    The Climate at a Glance has been down from time to time in the past, but they’d done a nice update to it a while back and this is the first time it’s not been functioning. The coincidence of date, Trump’s recent appointment of Legates, and the general vandalism they’re trying to finish before they go had me thinking thoughts that normally would have me checking the tin foil on my hat.

  16. 166
    Oscar Anton Wehmanen says:

    A tiny data point: When I was doing oil (1980) it was said that the lakes in northern Alaska in summer were bubbling vigorously. Several times geologists pointed out CH4 hydrate deposits in the shallow (a few hundred feet) sediments of the Gulf of Mexico. These are probably very small on a global basis, but …

  17. 167
    Piotr says:

    AB @159: Piotr: “The hot plate gives off ~ 0.1 W/m, negligible compared to [the anthropogenic heating from the top (~2.3 W/m2)”
    AB: “ 0.1 * 10,000 years = 1,000 units
    2.3 * 100 years = 230 units

    Piotr: I don’t think you can just take instantaneous heat flow and multiply it by… 10,000 years, because this would require that the heat … just accumulates there – i.e. there is no heat loss, no diffusion of that heat through the permafrost into the air over timescale of …10,000 years.

    And why this accumulated heat – hasn’t melted yet … the permafrost on Antarctica, some of it, say, 45 mln yrs old? You know:

    you: 0.1 * 10,000 years = 1,000 units of heat
    Antarctica: 0.1 * 45,000,000 years = 4,500,000 units of heat

    AB: “ Put a soda in the freezer. Pull it out at the proper time and you’ll have semi-super-cooled heaven. But wait too long and ::BOOM::. But until you experience the catastrophe once you won’t have a clue how much margin for error you have.

    Ok, say, I tried. The soda has been in my freezer for 1 year now and it didn’t go ::BOOM:: on me yet. But you say that I have “no clue” whether it wouldn’t go :: BOOM:: in the next … 70 sec. ^*?

    (^*to be on the safe side, I assumed the “imminent” to be within the next 100 yrs)

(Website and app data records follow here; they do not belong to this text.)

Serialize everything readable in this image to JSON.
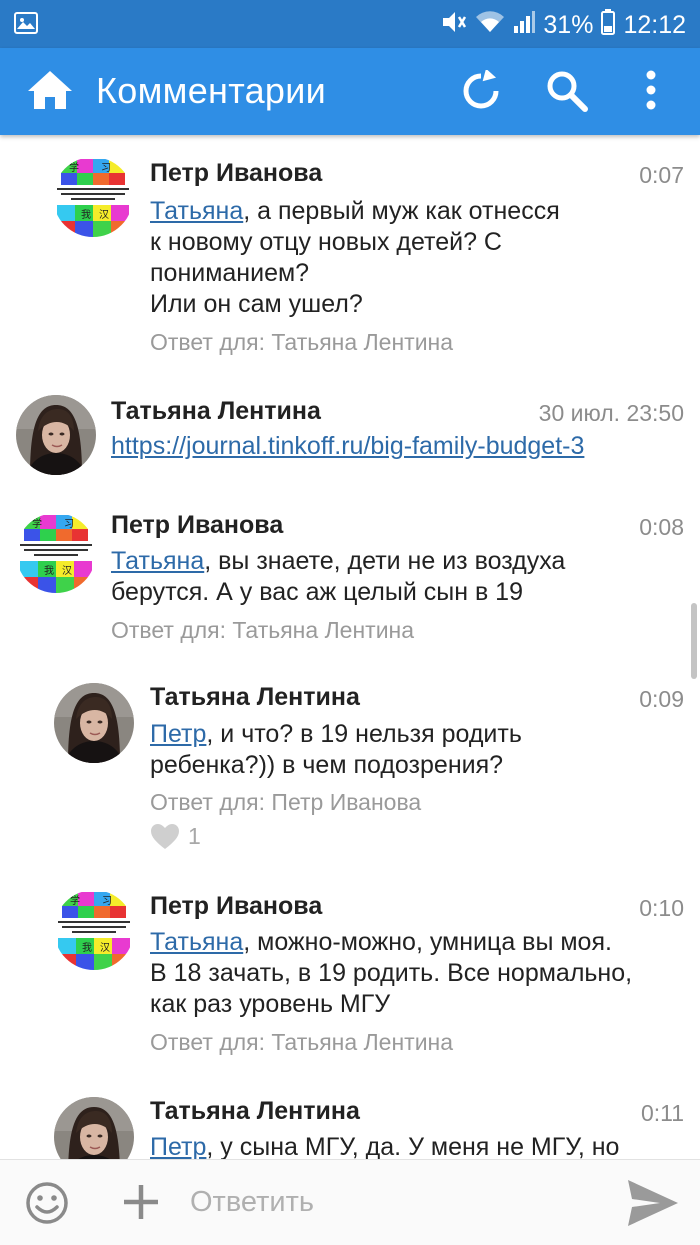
{
  "status_bar": {
    "battery": "31%",
    "time": "12:12",
    "icons": [
      "gallery-icon",
      "mute-icon",
      "wifi-icon",
      "signal-icon",
      "battery-icon"
    ]
  },
  "app_bar": {
    "title": "Комментарии",
    "icons": [
      "home-icon",
      "refresh-icon",
      "search-icon",
      "more-icon"
    ]
  },
  "comments": [
    {
      "author": "Петр Иванова",
      "time": "0:07",
      "mention": "Татьяна",
      "lines": [
        ", а первый муж как отнесся",
        "к новому отцу новых детей? С",
        "пониманием?",
        "Или он сам ушел?"
      ],
      "reply_to": "Ответ для: Татьяна Лентина"
    },
    {
      "author": "Татьяна Лентина",
      "time": "30 июл. 23:50",
      "link": "https://journal.tinkoff.ru/big-family-budget-3"
    },
    {
      "author": "Петр Иванова",
      "time": "0:08",
      "mention": "Татьяна",
      "lines": [
        ", вы знаете, дети не из воздуха",
        "берутся. А у вас аж целый сын в 19"
      ],
      "reply_to": "Ответ для: Татьяна Лентина"
    },
    {
      "author": "Татьяна Лентина",
      "time": "0:09",
      "mention": "Петр",
      "lines": [
        ", и что? в 19 нельзя родить",
        "ребенка?)) в чем подозрения?"
      ],
      "reply_to": "Ответ для: Петр Иванова",
      "likes": "1"
    },
    {
      "author": "Петр Иванова",
      "time": "0:10",
      "mention": "Татьяна",
      "lines": [
        ", можно-можно, умница вы моя.",
        "В 18 зачать, в 19 родить. Все нормально,",
        "как раз уровень МГУ"
      ],
      "reply_to": "Ответ для: Татьяна Лентина"
    },
    {
      "author": "Татьяна Лентина",
      "time": "0:11",
      "mention": "Петр",
      "lines": [
        ", у сына МГУ, да. У меня не МГУ, но"
      ]
    }
  ],
  "composer": {
    "placeholder": "Ответить",
    "icons": [
      "emoji-icon",
      "plus-icon",
      "send-icon"
    ]
  },
  "colors": {
    "status_bar": "#2a7ac6",
    "app_bar": "#2f8ee5",
    "mention": "#2d6aa8",
    "secondary_text": "#8c8c8c"
  }
}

  18. 168
    Al Bundy says:

    mike: This guy has a nice english accent and

    AB: I can’t fathom how anyone voluntarily taught their kids to degrade their diction to Ugly American.

    Man, NOBODY prefers USAian accents over the Brits and Irish. Or am I wrong? (Maybe Southern Belles….)

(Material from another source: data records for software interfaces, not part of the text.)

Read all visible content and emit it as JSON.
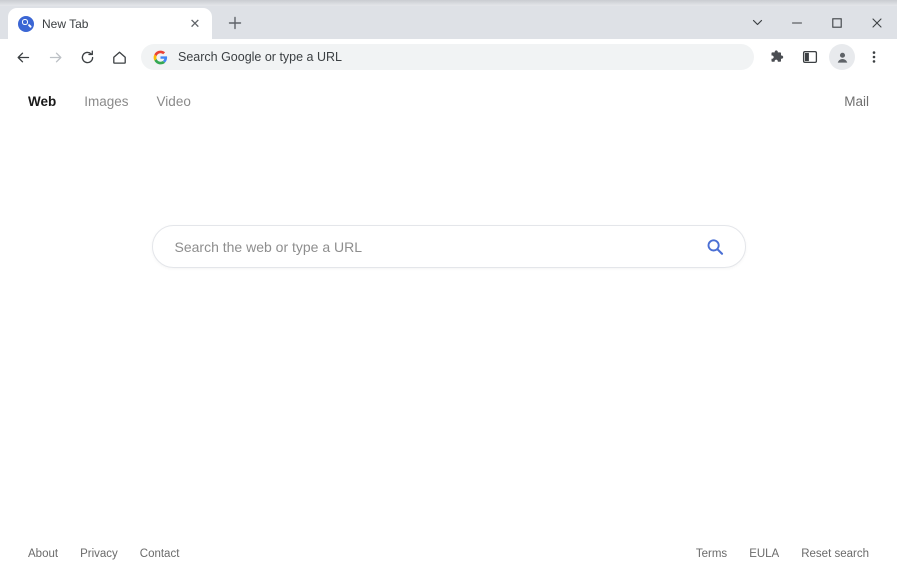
{
  "window": {
    "controls": [
      {
        "name": "tab-search",
        "glyph": "⌄"
      },
      {
        "name": "minimize",
        "glyph": "—"
      },
      {
        "name": "maximize",
        "glyph": "□"
      },
      {
        "name": "close",
        "glyph": "✕"
      }
    ]
  },
  "tabstrip": {
    "tab": {
      "title": "New Tab",
      "favicon": "search-circle-icon",
      "close_glyph": "✕"
    },
    "new_tab_glyph": "+"
  },
  "toolbar": {
    "back_glyph": "←",
    "forward_glyph": "→",
    "reload_glyph": "⟳",
    "home_glyph": "⌂",
    "omnibox": {
      "icon": "google-g-icon",
      "placeholder": "Search Google or type a URL",
      "value": ""
    },
    "extensions_icon": "puzzle-icon",
    "side_panel_icon": "side-panel-icon",
    "avatar_icon": "profile-avatar-icon",
    "menu_glyph": "⋮"
  },
  "page": {
    "nav": {
      "links": [
        {
          "label": "Web",
          "active": true
        },
        {
          "label": "Images",
          "active": false
        },
        {
          "label": "Video",
          "active": false
        }
      ],
      "mail_label": "Mail"
    },
    "search": {
      "placeholder": "Search the web or type a URL",
      "value": "",
      "icon": "search-magnifier-icon",
      "icon_color": "#4a6fd4"
    },
    "footer": {
      "left_links": [
        "About",
        "Privacy",
        "Contact"
      ],
      "right_links": [
        "Terms",
        "EULA",
        "Reset search"
      ]
    }
  },
  "background": {
    "top_ghost_text": "                                                                                                                                                    ",
    "accent_green": "#5ca033"
  }
}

    But yes, “Just have a Think” is grand. He’s honest, thorough, and not even slightly egotistical. I have no doubt that if he posted something he subsequently found to be totally false he’d immediately inform his viewers.

  19. 169
    Al Bundy says:

    Piotr: Ok, say, I tried. The soda has been in my freezer for 1 year now and it didn’t go ::BOOM:: on me yet. But you say that I have “no clue” whether it wouldn’t go :: BOOM:: in the next … 70 sec. ^*?

    AB: Yes. But as the rest of my posts have made clear, since there are a bazillion :::BOOMS::: and they are relatively independent, this whole path is severely constrained and unlikely.

    My realistic fear is natural CH4 and CO2 emissions of the sort that have doubtlessly occurred every single time the planet has warmed, as directed by the increase in CO2 concentration happening today (caused by humans) as compared to the increase of CO2 and CH4 concentration (caused by whatever) long ago.

    Scientists keep harping about how there is NO risk of increasing atmospheric CO2 concentrations other than by direct injection by humans. That is ludicrous. And yes, scientists haven’t ACTUALLY said that. But read the words. That’s what they convey.